- Proactively engage HR and employee benefits to better understand the scope and breadth of existing corporate wellness initiatives, as well as how the organization is tracking the effectiveness of those programs.
- Determine how your insurer and/or third party administrator is capturing data on comorbid factors in workers’ compensation claim files and how that information can be incorporated into effective analytics.
- Collaborate with internal safety, health, and environment professionals (if applicable) to discover how best to integrate employee wellness with workplace safety.

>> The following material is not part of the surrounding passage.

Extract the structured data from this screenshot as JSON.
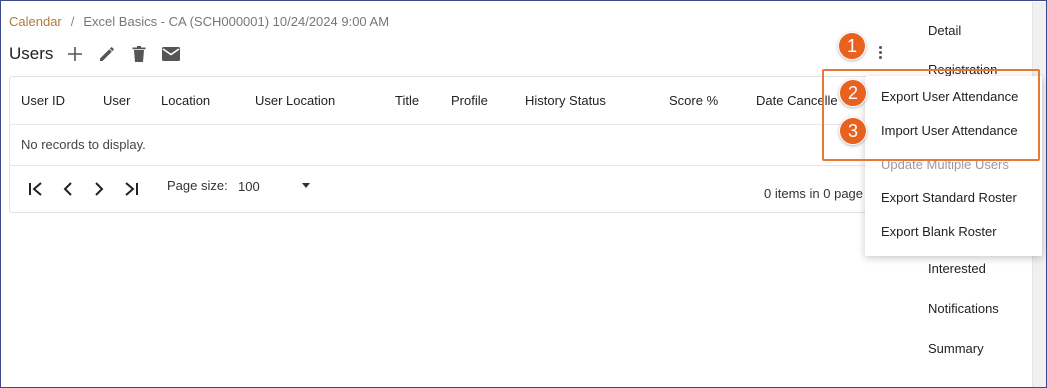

Originally posted November 21, 2013 by Dan Cook on http://www.benefitspro.com Obese employees make more workers’ comp claims, and they make costlier ones than non-obese employees. That conclusion was drawn by Lockton Companies based on its review of several independent studies on employees with high health risks (including obesity, smoking, high blood pressure and limited physical activity) and workers’ comp claims. The Kansas City, Mo., provider of risk management, insurance, and employee benefits consulting services cites three studies that, when taken together, paint a troubling picture, especially of the impact overweight workers can have on workers’ comp claims. Lockton says that wellness programs, properly designed and implemented, can address this situation by helping obese workers lose weight. But Lockton doesn’t offer any stats on how effective wellness programs are overall in combating obesity. Still, the studies cited offer food for thought. The University of Michigan Health Management Research Center studied Xerox Corp. employees and confirmed that “employees with high health risks tended to have the highest workers’ compensation costs.” Xerox was an early proponent of wellness plans. The UM followed employees for four years and reported that “workers’ compensation costs increased for those employees whose health risks were increasing or high already (e.g., smoking, physical inactivity, hypertension, high cholesterol, and life/job dissatisfaction).” Lockton also refers to a 2010 study by the National Council on Compensation Insurance which more closely correlated obesity with workers’ comp claims. The data “showed that workers’ compensation claims that included the obesity comorbidity diagnosis incurred significantly higher medical costs than comparable claims without the high health risk. NCCI also discovered that claims for employees identified as “obese” almost tripled from 2000 to 2009 from 2.4 percent to 6.6 percent,” Lockton said. Lockton then cites a more recent NCCI study testing whether “the lost-time duration of obese claimants is a multiple of non-obese claimants.” It was. “According to their findings, obese claimants incurred medical costs 6.8 times higher than non-obese (as defined by body mass index), were twice as likely to file a claim and an indemnity duration that averaged about 13 times higher,” Lockton summarized. What Lockton suggests is that companies take the following steps to empower their wellness plans to really help employees address chronic health issues: